CHAC Practicum Provides PhD Student Opportunity to Serve Latinx Community

February 6, 2023
Levi Bedregal
Levi Bedregal is a third-year PhD in Clinical Psychology student. She is also a practicum student with long-time PAU partner, the Community Health Awareness Council (CHAC).
CHAC, a nonprofit agency, is committed to strengthening the lives and communities in northern Santa Clara County “through access to comprehensive and culturally responsive mental health services.” One aspect of CHAC’s work, and that which Bedregal is most involved with, is the integrated care model in four Santa Clara County school districts supporting “the psychological and emotional well-being of students in grades K-12.”
Bedregal has worked with CHAC since September to provide weekly, individual therapy to nearly a dozen children, and group therapy to more. At a school with more than 300 children and only two PAU / CHAC student clinicians, managing the caseloads is like working a puzzle.
“You have to get creative when you have restrictions, like the timeslots,” Bedregal said. “We’ve looked at the kids seeking support and, when it makes sense, asked if a group approach would make sense for their individual needs. We all try to work together to make it make sense, so that everyone gets seen, while still addressing why the child was referred.”
At the end of February, Bedregal will begin offering whole-classroom social-educational learning, which will present a new challenge for her. “I’m a shy person!" she said. "But I try to focus on the reasons I want to do this work. Or why it would be important to do this.”
And there are certainly important reasons to do this work. “There is such a huge need, especially after the pandemic,” Bedregal said. “In all my consultations with the teachers, social worker, vice principal, and principal, it’s my understanding that a lot of the kids who are starting third grade, didn’t really get the first and second grade socialization norms. So when they come back to a third grade classroom after the pandemic, they’re not where they need to be. There’s a lot that needs to be done to help everyone catch up.”
Bedregal has firsthand, personal experience with this effort to “catch up.” Her family immigrated to the U.S. from Peru when she was five years old. She was initially tested as “severely below average” on academic tests when she started school, but she was also navigating the U.S. school system with very limited English language skills.
From the 1st through 5th grade, Bedregal received one-on-one language instruction for 30 minutes every school day. Her family recognized that more was needed and help was at their doorstep. 
“My mom was super creative,” she said. “She saw that there were people from the church who would always knock on the door, offering to do Bible readings. So she took them up on that, in English. An additional two-hours of Bible reading, every day, really helped me zone in on that ability.” By the 5th grade, Bedregal was testing well above average on academic assessments.
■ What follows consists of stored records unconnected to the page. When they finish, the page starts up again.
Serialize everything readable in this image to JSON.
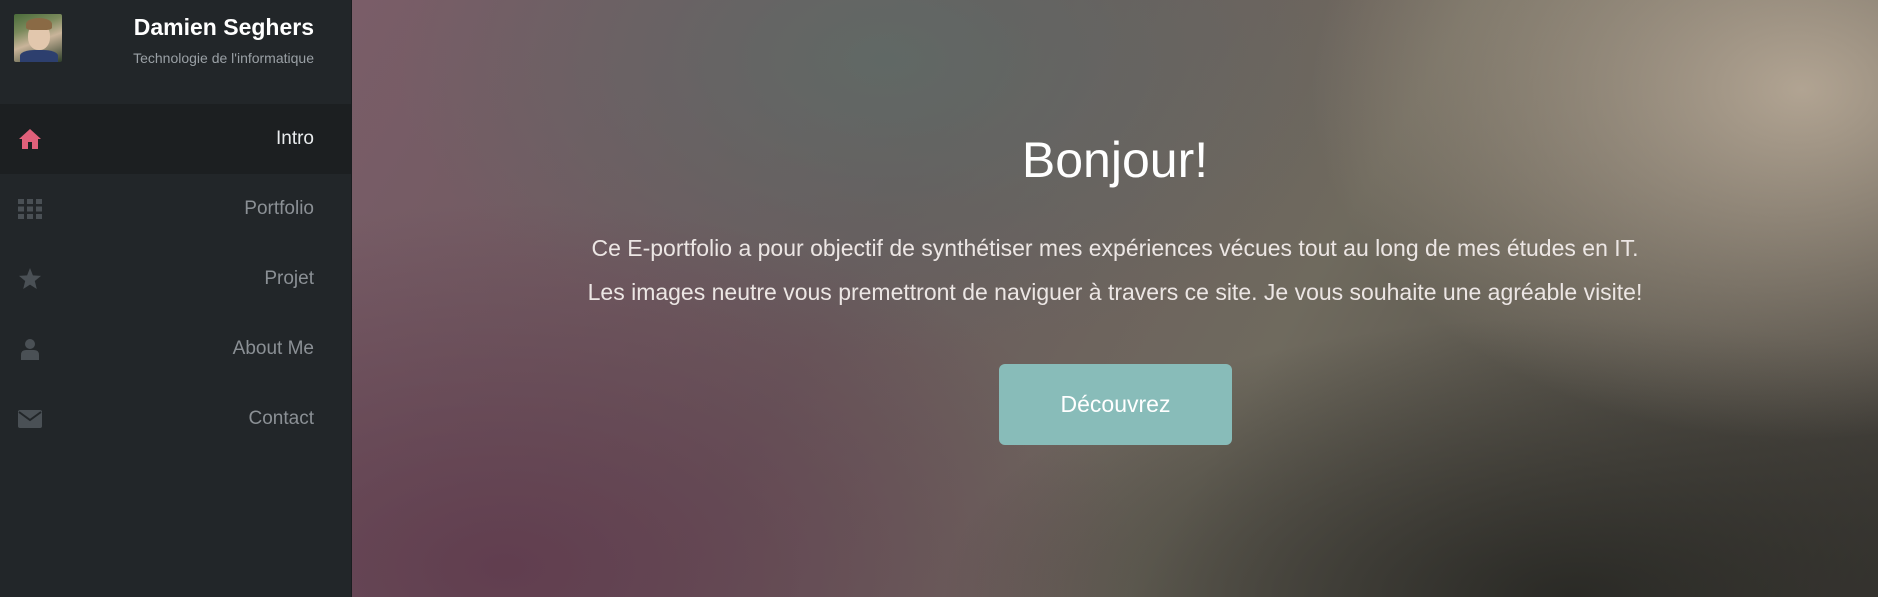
{
  "profile": {
    "name": "Damien Seghers",
    "subtitle": "Technologie de l'informatique"
  },
  "nav": {
    "items": [
      {
        "label": "Intro",
        "icon": "home-icon",
        "active": true
      },
      {
        "label": "Portfolio",
        "icon": "grid-icon",
        "active": false
      },
      {
        "label": "Projet",
        "icon": "star-icon",
        "active": false
      },
      {
        "label": "About Me",
        "icon": "user-icon",
        "active": false
      },
      {
        "label": "Contact",
        "icon": "envelope-icon",
        "active": false
      }
    ],
    "active_icon_color": "#e0607a",
    "icon_color": "#4a5055"
  },
  "hero": {
    "title": "Bonjour!",
    "line1": "Ce E-portfolio a pour objectif de synthétiser mes expériences vécues tout au long de mes études en IT.",
    "line2": "Les images neutre vous premettront de naviguer à travers ce site. Je vous souhaite une agréable visite!",
    "cta_label": "Découvrez",
    "cta_color": "#88bcb9"
  }
}
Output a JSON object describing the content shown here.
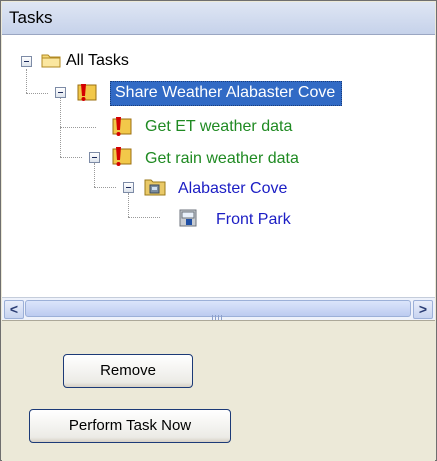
{
  "panel": {
    "title": "Tasks"
  },
  "tree": {
    "root": "All Tasks",
    "task": "Share Weather Alabaster Cove",
    "child1": "Get ET weather data",
    "child2": "Get rain weather data",
    "site": "Alabaster Cove",
    "controller": "Front Park"
  },
  "scroll": {
    "left_arrow": "<",
    "right_arrow": ">"
  },
  "buttons": {
    "remove": "Remove",
    "perform": "Perform Task Now"
  },
  "colors": {
    "selection": "#316ac5",
    "green_task": "#1f8a22",
    "blue_site": "#1b1dc4"
  },
  "icons": [
    "folder-icon",
    "warning-task-icon",
    "site-icon",
    "controller-icon"
  ]
}
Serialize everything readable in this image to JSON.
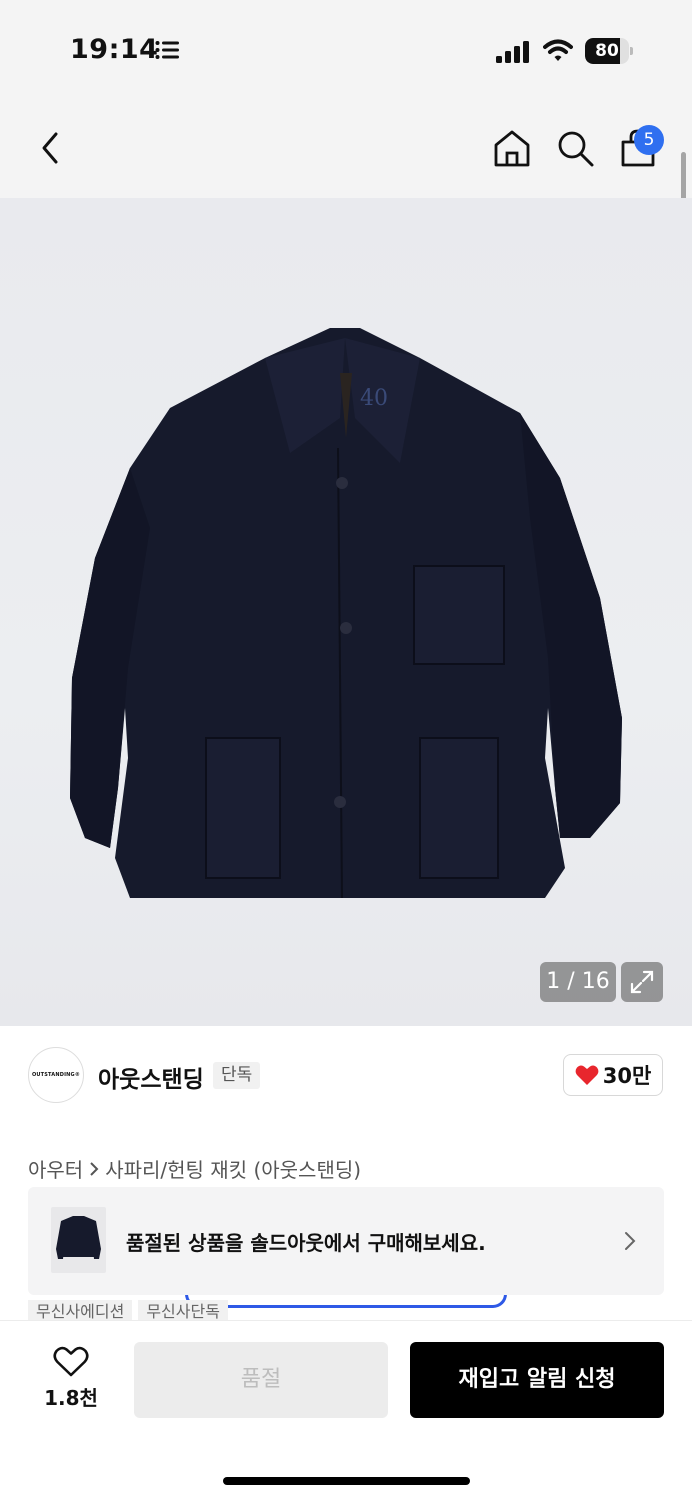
{
  "status_bar": {
    "time": "19:14",
    "battery": "80",
    "battery_level": 0.8
  },
  "nav": {
    "cart_count": "5"
  },
  "gallery": {
    "counter": "1 / 16"
  },
  "brand": {
    "logo_text": "OUTSTANDING®",
    "name": "아웃스탠딩",
    "tag": "단독",
    "likes": "30만"
  },
  "breadcrumb": {
    "parent": "아우터",
    "current": "사파리/헌팅 재킷 (아웃스탠딩)"
  },
  "soldout_banner": {
    "text": "품절된 상품을 솔드아웃에서 구매해보세요."
  },
  "peek_tags": [
    "무신사에디션",
    "무신사단독"
  ],
  "bottom_bar": {
    "wishlist_count": "1.8천",
    "soldout_label": "품절",
    "restock_label": "재입고 알림 신청"
  },
  "colors": {
    "accent_blue": "#2f6ff0",
    "heart_red": "#e8262d",
    "jacket_navy": "#161a2c"
  },
  "icons": [
    "list-icon",
    "signal-icon",
    "wifi-icon",
    "back-icon",
    "home-icon",
    "search-icon",
    "shopping-bag-icon",
    "expand-icon",
    "heart-icon",
    "chevron-right-icon"
  ]
}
Her personal history helps her better understand some of the children she’s working with now and allows her to show empathy. But she recognizes that not everyone charts the same path. 
“I really do think psycho-educational training at an elementary level would be such a game changer in the prevention of depression and anxiety. Hopefully, if these kids gain a lot of skills from 1st grade to 5th grade, they’ll be less likely to have depression and anxiety when they’re adults,” said Bedregal.
CHAC’s curriculum builds awareness of feelings, offers breathing and meditation practices, and is attempting to increase the time between action and reaction.
“Disproportionately, it seems like little boys are more likely to be observed as impulsive or have externalizing behaviors that get them referred to counseling,” said Bedregal. “And it’s hard: when you’re little, your executive functioning is not fully developed. Your ability to have inhibition or impulse control is still a developing skill.”
Bedregal will step into the classroom later this month, and continue her practicum through the academic year. Ultimately, she wants to be a neuropsychologist, and she is studying in the Neuropsychology emphasis within the PhD program.
While her work at CHAC is not directly related to her neuropsychology career goals, one of her goals is to contribute to the Latinx community. 
“I think I need to be here [at CHAC],” she said. “With my life history, with my experiences, I’m really glad I can be here. Because it’s really hard to be in a doctoral program. The amount of privilege to do that is kind of insane. I’m finally doing what I always said I would do, which is help the Latinx community and address some of the unmet mental health needs. I always said I would be a part of that, and now I’m actually part of it.”